**Activity:** Every entry has to be restated word for word.

**Input:**
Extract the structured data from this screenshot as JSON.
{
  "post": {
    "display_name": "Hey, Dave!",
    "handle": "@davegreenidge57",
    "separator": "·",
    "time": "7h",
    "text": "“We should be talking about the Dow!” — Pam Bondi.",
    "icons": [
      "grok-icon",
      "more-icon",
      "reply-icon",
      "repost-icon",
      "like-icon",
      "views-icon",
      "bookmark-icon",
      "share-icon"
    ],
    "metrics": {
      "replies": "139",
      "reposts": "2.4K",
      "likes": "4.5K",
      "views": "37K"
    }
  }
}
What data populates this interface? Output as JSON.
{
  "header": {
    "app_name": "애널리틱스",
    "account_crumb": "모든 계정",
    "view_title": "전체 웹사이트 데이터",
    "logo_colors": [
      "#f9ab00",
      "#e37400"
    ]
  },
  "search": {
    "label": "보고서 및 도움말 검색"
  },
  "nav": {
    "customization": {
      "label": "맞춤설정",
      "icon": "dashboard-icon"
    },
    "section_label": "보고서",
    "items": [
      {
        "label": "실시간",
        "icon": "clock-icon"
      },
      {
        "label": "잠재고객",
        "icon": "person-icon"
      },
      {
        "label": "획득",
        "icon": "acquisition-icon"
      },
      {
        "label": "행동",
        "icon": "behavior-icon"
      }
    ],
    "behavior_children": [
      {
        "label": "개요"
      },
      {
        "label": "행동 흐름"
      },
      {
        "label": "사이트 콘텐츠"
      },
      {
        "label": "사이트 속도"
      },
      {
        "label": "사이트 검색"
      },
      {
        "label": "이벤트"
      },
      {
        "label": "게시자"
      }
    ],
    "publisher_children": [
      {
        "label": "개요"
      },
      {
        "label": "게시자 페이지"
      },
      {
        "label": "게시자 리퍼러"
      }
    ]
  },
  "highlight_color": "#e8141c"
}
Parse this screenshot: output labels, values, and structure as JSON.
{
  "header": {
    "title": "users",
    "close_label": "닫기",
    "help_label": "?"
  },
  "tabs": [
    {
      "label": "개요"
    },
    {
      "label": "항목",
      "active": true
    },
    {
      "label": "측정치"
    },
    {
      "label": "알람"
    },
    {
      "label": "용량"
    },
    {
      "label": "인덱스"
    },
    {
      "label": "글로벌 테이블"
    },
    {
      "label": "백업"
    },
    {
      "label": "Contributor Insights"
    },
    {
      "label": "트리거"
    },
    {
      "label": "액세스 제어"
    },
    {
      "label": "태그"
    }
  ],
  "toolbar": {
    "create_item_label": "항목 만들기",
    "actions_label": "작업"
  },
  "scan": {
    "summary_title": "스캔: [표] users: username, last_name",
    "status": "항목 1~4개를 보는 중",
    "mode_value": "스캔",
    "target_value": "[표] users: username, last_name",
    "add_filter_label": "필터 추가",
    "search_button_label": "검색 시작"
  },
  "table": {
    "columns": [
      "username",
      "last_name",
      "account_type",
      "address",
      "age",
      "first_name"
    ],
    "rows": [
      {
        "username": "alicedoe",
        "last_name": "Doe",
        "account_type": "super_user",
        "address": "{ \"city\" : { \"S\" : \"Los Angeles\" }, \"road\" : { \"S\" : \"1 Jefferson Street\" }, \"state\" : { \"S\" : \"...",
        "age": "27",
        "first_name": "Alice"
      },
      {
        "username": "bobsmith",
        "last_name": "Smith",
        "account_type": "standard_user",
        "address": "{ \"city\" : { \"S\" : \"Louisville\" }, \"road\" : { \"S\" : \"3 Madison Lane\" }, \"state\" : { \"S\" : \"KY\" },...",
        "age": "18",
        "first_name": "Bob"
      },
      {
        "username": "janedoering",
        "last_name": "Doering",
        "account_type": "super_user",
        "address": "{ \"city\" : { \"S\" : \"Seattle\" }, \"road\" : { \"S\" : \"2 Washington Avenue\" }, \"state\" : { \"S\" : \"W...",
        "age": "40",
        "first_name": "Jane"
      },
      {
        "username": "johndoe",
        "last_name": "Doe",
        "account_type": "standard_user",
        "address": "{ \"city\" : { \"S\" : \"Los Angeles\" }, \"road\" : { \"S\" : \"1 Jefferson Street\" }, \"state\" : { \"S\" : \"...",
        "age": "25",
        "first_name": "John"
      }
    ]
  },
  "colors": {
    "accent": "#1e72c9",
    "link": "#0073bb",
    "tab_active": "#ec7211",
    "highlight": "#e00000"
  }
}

**Result:**
Extract the structured data from this screenshot as JSON.
{
  "post": {
    "display_name": "Hey, Dave!",
    "handle": "@davegreenidge57",
    "separator": "·",
    "time": "7h",
    "text": "“We should be talking about the Dow!” — Pam Bondi.",
    "icons": [
      "grok-icon",
      "more-icon",
      "reply-icon",
      "repost-icon",
      "like-icon",
      "views-icon",
      "bookmark-icon",
      "share-icon"
    ],
    "metrics": {
      "replies": "139",
      "reposts": "2.4K",
      "likes": "4.5K",
      "views": "37K"
    }
  }
}
What data populates this interface? Output as JSON.
{
  "header": {
    "app_name": "애널리틱스",
    "account_crumb": "모든 계정",
    "view_title": "전체 웹사이트 데이터",
    "logo_colors": [
      "#f9ab00",
      "#e37400"
    ]
  },
  "search": {
    "label": "보고서 및 도움말 검색"
  },
  "nav": {
    "customization": {
      "label": "맞춤설정",
      "icon": "dashboard-icon"
    },
    "section_label": "보고서",
    "items": [
      {
        "label": "실시간",
        "icon": "clock-icon"
      },
      {
        "label": "잠재고객",
        "icon": "person-icon"
      },
      {
        "label": "획득",
        "icon": "acquisition-icon"
      },
      {
        "label": "행동",
        "icon": "behavior-icon"
      }
    ],
    "behavior_children": [
      {
        "label": "개요"
      },
      {
        "label": "행동 흐름"
      },
      {
        "label": "사이트 콘텐츠"
      },
      {
        "label": "사이트 속도"
      },
      {
        "label": "사이트 검색"
      },
      {
        "label": "이벤트"
      },
      {
        "label": "게시자"
      }
    ],
    "publisher_children": [
      {
        "label": "개요"
      },
      {
        "label": "게시자 페이지"
      },
      {
        "label": "게시자 리퍼러"
      }
    ]
  },
  "highlight_color": "#e8141c"
}
Parse this screenshot: output labels, values, and structure as JSON.
{
  "header": {
    "title": "users",
    "close_label": "닫기",
    "help_label": "?"
  },
  "tabs": [
    {
      "label": "개요"
    },
    {
      "label": "항목",
      "active": true
    },
    {
      "label": "측정치"
    },
    {
      "label": "알람"
    },
    {
      "label": "용량"
    },
    {
      "label": "인덱스"
    },
    {
      "label": "글로벌 테이블"
    },
    {
      "label": "백업"
    },
    {
      "label": "Contributor Insights"
    },
    {
      "label": "트리거"
    },
    {
      "label": "액세스 제어"
    },
    {
      "label": "태그"
    }
  ],
  "toolbar": {
    "create_item_label": "항목 만들기",
    "actions_label": "작업"
  },
  "scan": {
    "summary_title": "스캔: [표] users: username, last_name",
    "status": "항목 1~4개를 보는 중",
    "mode_value": "스캔",
    "target_value": "[표] users: username, last_name",
    "add_filter_label": "필터 추가",
    "search_button_label": "검색 시작"
  },
  "table": {
    "columns": [
      "username",
      "last_name",
      "account_type",
      "address",
      "age",
      "first_name"
    ],
    "rows": [
      {
        "username": "alicedoe",
        "last_name": "Doe",
        "account_type": "super_user",
        "address": "{ \"city\" : { \"S\" : \"Los Angeles\" }, \"road\" : { \"S\" : \"1 Jefferson Street\" }, \"state\" : { \"S\" : \"...",
        "age": "27",
        "first_name": "Alice"
      },
      {
        "username": "bobsmith",
        "last_name": "Smith",
        "account_type": "standard_user",
        "address": "{ \"city\" : { \"S\" : \"Louisville\" }, \"road\" : { \"S\" : \"3 Madison Lane\" }, \"state\" : { \"S\" : \"KY\" },...",
        "age": "18",
        "first_name": "Bob"
      },
      {
        "username": "janedoering",
        "last_name": "Doering",
        "account_type": "super_user",
        "address": "{ \"city\" : { \"S\" : \"Seattle\" }, \"road\" : { \"S\" : \"2 Washington Avenue\" }, \"state\" : { \"S\" : \"W...",
        "age": "40",
        "first_name": "Jane"
      },
      {
        "username": "johndoe",
        "last_name": "Doe",
        "account_type": "standard_user",
        "address": "{ \"city\" : { \"S\" : \"Los Angeles\" }, \"road\" : { \"S\" : \"1 Jefferson Street\" }, \"state\" : { \"S\" : \"...",
        "age": "25",
        "first_name": "John"
      }
    ]
  },
  "colors": {
    "accent": "#1e72c9",
    "link": "#0073bb",
    "tab_active": "#ec7211",
    "highlight": "#e00000"
  }
}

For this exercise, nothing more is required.